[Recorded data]
# # # # #

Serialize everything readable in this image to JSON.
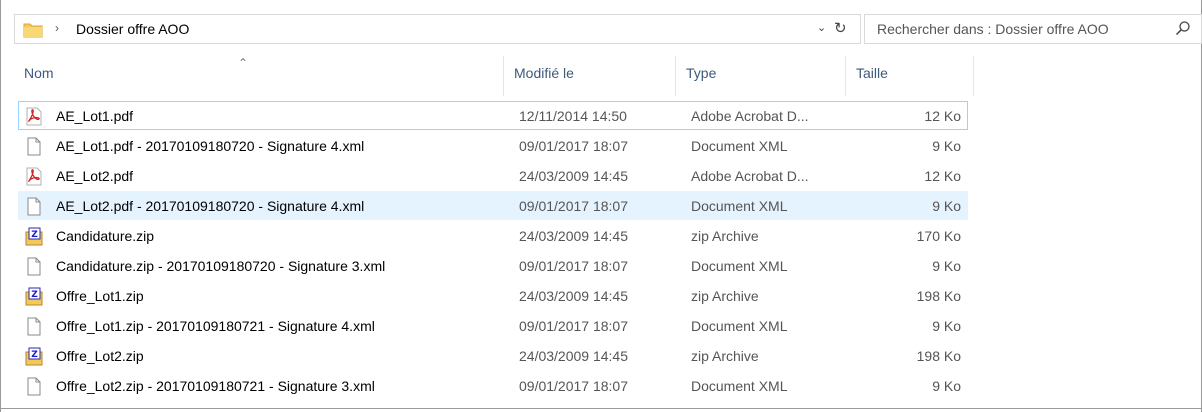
{
  "address": {
    "path": "Dossier offre AOO",
    "separator": "›"
  },
  "search": {
    "placeholder": "Rechercher dans : Dossier offre AOO"
  },
  "columns": {
    "name": "Nom",
    "modified": "Modifié le",
    "type": "Type",
    "size": "Taille"
  },
  "files": [
    {
      "name": "AE_Lot1.pdf",
      "modified": "12/11/2014 14:50",
      "type": "Adobe Acrobat D...",
      "size": "12 Ko",
      "icon": "pdf-icon",
      "state": "selected"
    },
    {
      "name": "AE_Lot1.pdf - 20170109180720 - Signature 4.xml",
      "modified": "09/01/2017 18:07",
      "type": "Document XML",
      "size": "9 Ko",
      "icon": "xml-file-icon",
      "state": ""
    },
    {
      "name": "AE_Lot2.pdf",
      "modified": "24/03/2009 14:45",
      "type": "Adobe Acrobat D...",
      "size": "12 Ko",
      "icon": "pdf-icon",
      "state": ""
    },
    {
      "name": "AE_Lot2.pdf - 20170109180720 - Signature 4.xml",
      "modified": "09/01/2017 18:07",
      "type": "Document XML",
      "size": "9 Ko",
      "icon": "xml-file-icon",
      "state": "hover"
    },
    {
      "name": "Candidature.zip",
      "modified": "24/03/2009 14:45",
      "type": "zip Archive",
      "size": "170 Ko",
      "icon": "zip-icon",
      "state": ""
    },
    {
      "name": "Candidature.zip - 20170109180720 - Signature 3.xml",
      "modified": "09/01/2017 18:07",
      "type": "Document XML",
      "size": "9 Ko",
      "icon": "xml-file-icon",
      "state": ""
    },
    {
      "name": "Offre_Lot1.zip",
      "modified": "24/03/2009 14:45",
      "type": "zip Archive",
      "size": "198 Ko",
      "icon": "zip-icon",
      "state": ""
    },
    {
      "name": "Offre_Lot1.zip - 20170109180721 - Signature 4.xml",
      "modified": "09/01/2017 18:07",
      "type": "Document XML",
      "size": "9 Ko",
      "icon": "xml-file-icon",
      "state": ""
    },
    {
      "name": "Offre_Lot2.zip",
      "modified": "24/03/2009 14:45",
      "type": "zip Archive",
      "size": "198 Ko",
      "icon": "zip-icon",
      "state": ""
    },
    {
      "name": "Offre_Lot2.zip - 20170109180721 - Signature 3.xml",
      "modified": "09/01/2017 18:07",
      "type": "Document XML",
      "size": "9 Ko",
      "icon": "xml-file-icon",
      "state": ""
    }
  ],
  "colors": {
    "selection_border": "#99d1ff",
    "hover_fill": "#e5f3ff",
    "header_text": "#3c5a7a"
  }
}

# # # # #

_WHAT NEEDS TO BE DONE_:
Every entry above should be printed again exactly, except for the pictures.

_OUTPUT BELOW_:
Serialize everything readable in this image to JSON.
{
  "address": {
    "path": "Dossier offre AOO",
    "separator": "›"
  },
  "search": {
    "placeholder": "Rechercher dans : Dossier offre AOO"
  },
  "columns": {
    "name": "Nom",
    "modified": "Modifié le",
    "type": "Type",
    "size": "Taille"
  },
  "files": [
    {
      "name": "AE_Lot1.pdf",
      "modified": "12/11/2014 14:50",
      "type": "Adobe Acrobat D...",
      "size": "12 Ko",
      "icon": "pdf-icon",
      "state": "selected"
    },
    {
      "name": "AE_Lot1.pdf - 20170109180720 - Signature 4.xml",
      "modified": "09/01/2017 18:07",
      "type": "Document XML",
      "size": "9 Ko",
      "icon": "xml-file-icon",
      "state": ""
    },
    {
      "name": "AE_Lot2.pdf",
      "modified": "24/03/2009 14:45",
      "type": "Adobe Acrobat D...",
      "size": "12 Ko",
      "icon": "pdf-icon",
      "state": ""
    },
    {
      "name": "AE_Lot2.pdf - 20170109180720 - Signature 4.xml",
      "modified": "09/01/2017 18:07",
      "type": "Document XML",
      "size": "9 Ko",
      "icon": "xml-file-icon",
      "state": "hover"
    },
    {
      "name": "Candidature.zip",
      "modified": "24/03/2009 14:45",
      "type": "zip Archive",
      "size": "170 Ko",
      "icon": "zip-icon",
      "state": ""
    },
    {
      "name": "Candidature.zip - 20170109180720 - Signature 3.xml",
      "modified": "09/01/2017 18:07",
      "type": "Document XML",
      "size": "9 Ko",
      "icon": "xml-file-icon",
      "state": ""
    },
    {
      "name": "Offre_Lot1.zip",
      "modified": "24/03/2009 14:45",
      "type": "zip Archive",
      "size": "198 Ko",
      "icon": "zip-icon",
      "state": ""
    },
    {
      "name": "Offre_Lot1.zip - 20170109180721 - Signature 4.xml",
      "modified": "09/01/2017 18:07",
      "type": "Document XML",
      "size": "9 Ko",
      "icon": "xml-file-icon",
      "state": ""
    },
    {
      "name": "Offre_Lot2.zip",
      "modified": "24/03/2009 14:45",
      "type": "zip Archive",
      "size": "198 Ko",
      "icon": "zip-icon",
      "state": ""
    },
    {
      "name": "Offre_Lot2.zip - 20170109180721 - Signature 3.xml",
      "modified": "09/01/2017 18:07",
      "type": "Document XML",
      "size": "9 Ko",
      "icon": "xml-file-icon",
      "state": ""
    }
  ],
  "colors": {
    "selection_border": "#99d1ff",
    "hover_fill": "#e5f3ff",
    "header_text": "#3c5a7a"
  }
}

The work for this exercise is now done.